Your donations made a huge difference in the past year. Every dollar donated is investing in the futures of sick kids.
Read our latest Impact Report for 2021/22 to discover how your fundraising supports new research, purchases state-of-the-art medical equipment, and provides patient and family services.
What we’re funding together
On behalf of sick kids and their families right across Queensland and northern New South Wales, thank you for your support, which has enabled the investment into the following areas.
For decades, chemotherapy, radiation and surgery have been the mainstays of treating cancer, however they have unwanted side effects, and can leave survivors with chronic health problems, and lifelong physical and intellectual disabilities.
Your donations have supported the establishment of the Ian Frazer Centre for Children’s Immunotherapy Research, By capitalising on the strengths of a multidisciplinary team of experts, the Centre will accelerate the pace of discovery and ensure research is translated into a new era of children’s cancer treatments. The Centre will harness immunotherapy potential to make significant improvements in children’s survival and survivorship.Find out more
Brain cancer research
Because of you, Children’s Brain Cancer Centre researchers discovered that spinal fluid collected in routine lumbar punctures can be used to create a ‘genomic fingerprint’ of a child’s cancer.
This fingerprint can then be used to create individually tailored treatments. This revolutionary discovery could become the standard for treating brain cancer in kids by 2023. Research findings like this give kids like Isaac and his family hope for a better future.Find out more
Digital PET-CT scanner
The Queensland Children’s Hospital is now home to a state-of-the-art $5 million digital Positron Emission Tomography – Computer Tomography (PET-CT) scanner, thanks to a $2.5 million investment from a gift in Will donation.
The new state-of-the-art digital PET-CT scanner will provide easier and faster scans for paediatric oncology patients undergoing treatment at Queensland Children’s Hospital. Ensuring kids like Liam can have the right care delivered in the right place at the right time.Read Liam’s Story
Thanks to you, a high-density (HD) electroencephalography (EEG) machine has been funded at the Children’s Centre for Health Research in South Brisbane.

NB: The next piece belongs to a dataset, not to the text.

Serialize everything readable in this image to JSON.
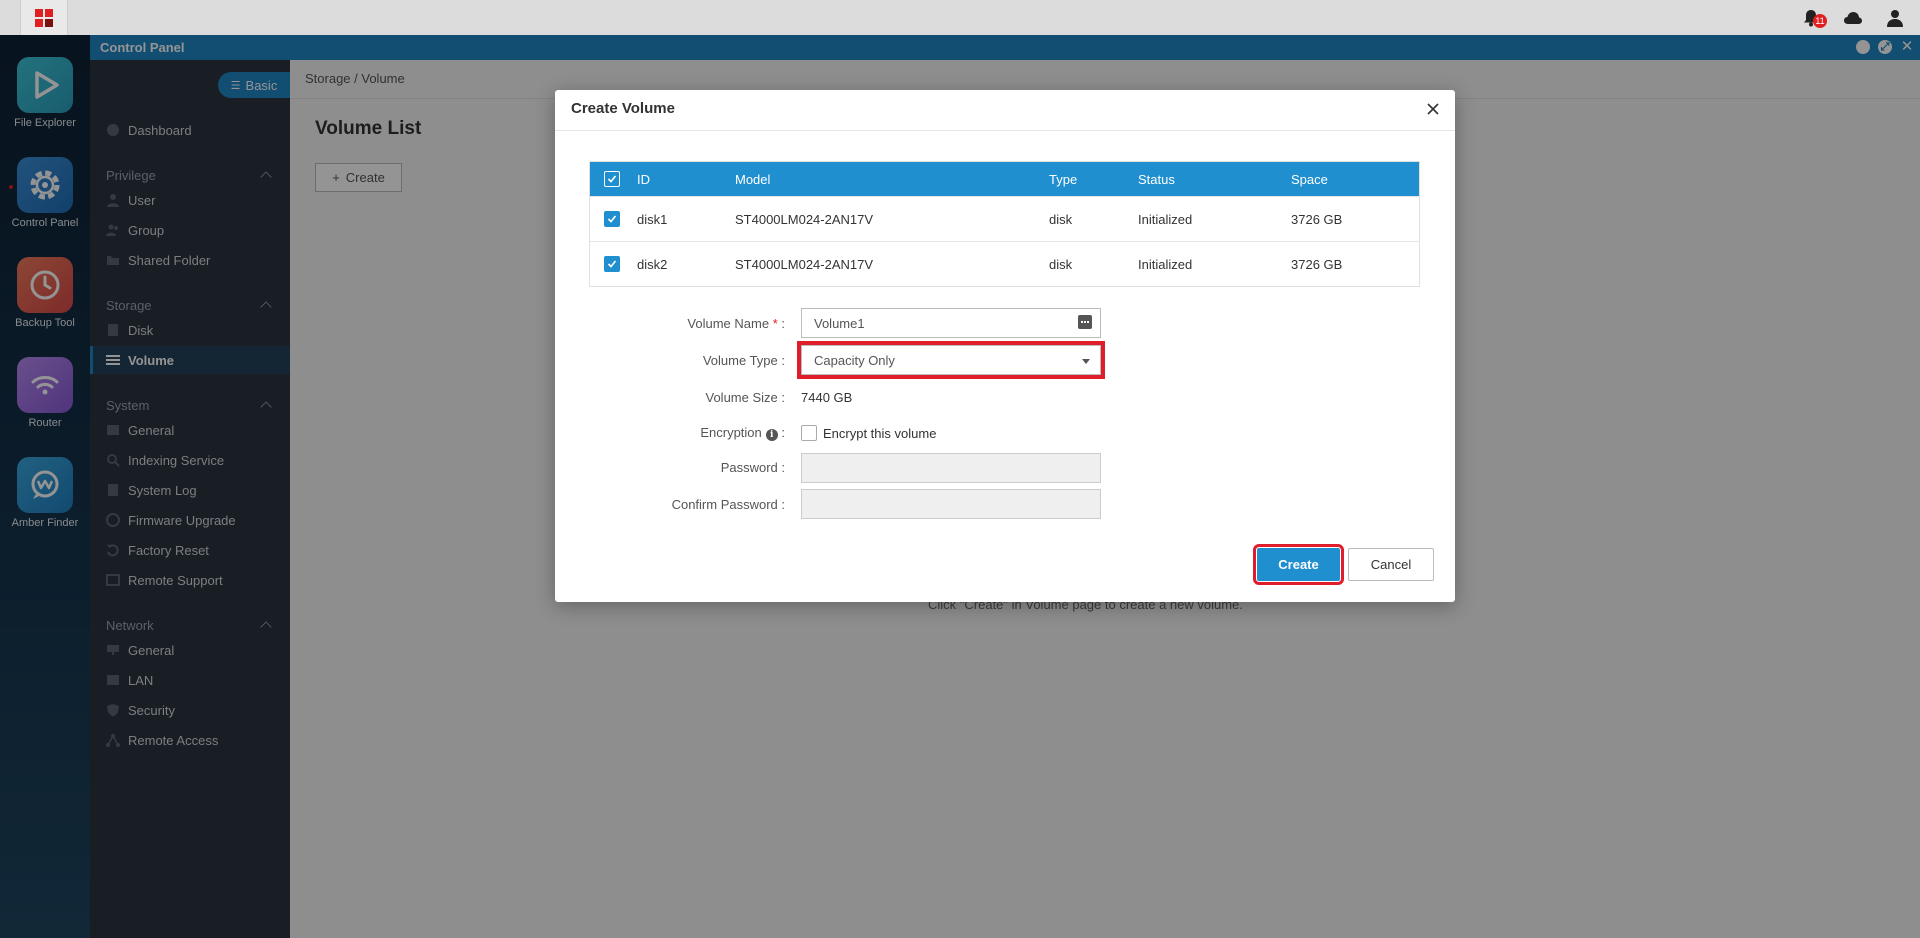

This piece of equipment is central to a research study that is monitoring brain waves in children affected by stroke and brain injury. Helping kids like Rowan have a more pleasant treatment experience and allowing them to be awake, giving clinicians a more comprehensive understanding of their brain patterns during recovery.Read Rowan's story
Sensory play program
Our ‘playability’ loans library has been further developed thanks to your donations and the input of a very important little boy, Zayden and his family.
Zayden’s Toy Box has been named in his honour and boasts a collection of switch adapted and sensory toys for children with vision impairment, varying mobilities or cognitive abilities, and sensory needs.Read more
3D surgical navigation technology
Queensland kids with bone cancer, like Sofia, will benefit from better outcomes after surgery, thanks to cutting-edge 3D surgical navigation technology.
Thanks to your generosity, this $1.7 million piece of equipment, made Queensland Children’s Hospital the first paediatric hospital in Australia to use this technology. Without this equipment, Sofia would have faced a very different future.Read Sofia's story
How we leverage your donations
When you donate to us, we are transparent about where your money goes.
For every dollar donated 64 cents goes straight to impact like research, equipment and supporting patients and families.
10 cents goes towards our future fund. This future fund allows us to make big multi-year commitments to areas of vital importance like brain cancer and cystic fibrosis.
Finally, 26 cents goes towards operating expenses and cost of fundraising allowing us to generate more income and operate with good governance.
The figures above are based on lifetime values since inception in 1985 to the end of the last financial year June 2022.
Meet the kids
Read inspirational child stories to see your impact in action
Liam from Ballina, who was born with Down Syndrome, was diagnosed with leukaemia on Mother’s Day 2021.
Evie was born with cystic fibrosis – a life threatening disorder that will likely require her to undergo a lung transplant in the future.
Archie was diagnosed with leukaemia in June 2020, after his parents noticed the lymph nodes on the back of his head were inflamed.
Eight-year-old Belle fell from her horse at her grandmother’s farm in Kingaroy and she had to be airlifted to Queensland Children’s Hospital.
Arlo was diagnosed with acute lymphoblastic leukaemia at just 15-weeks-old. He will continue treatment until he is just over two years old.
When Sofia was diagnosed with high-grade osteosarcoma – a type of bone cancer. Treatment included a rare and complex procedure.
Isaac was diagnosed with brain cancer at only four-months-old. His tumour is inoperable, but he underwent treatment to shrink the tumour.
Born with multiple joint deformities, five-year-old Patrick has undergone ongoing plaster casting of his torso and legs since birth.
Rowan is living with an acquired brain injury after he was injured during a motorcross event at seven-years-old.
Taleigha-Rose was diagnosed with leukaemia in 2020 when she was 14 years old, her treatment is ongoing.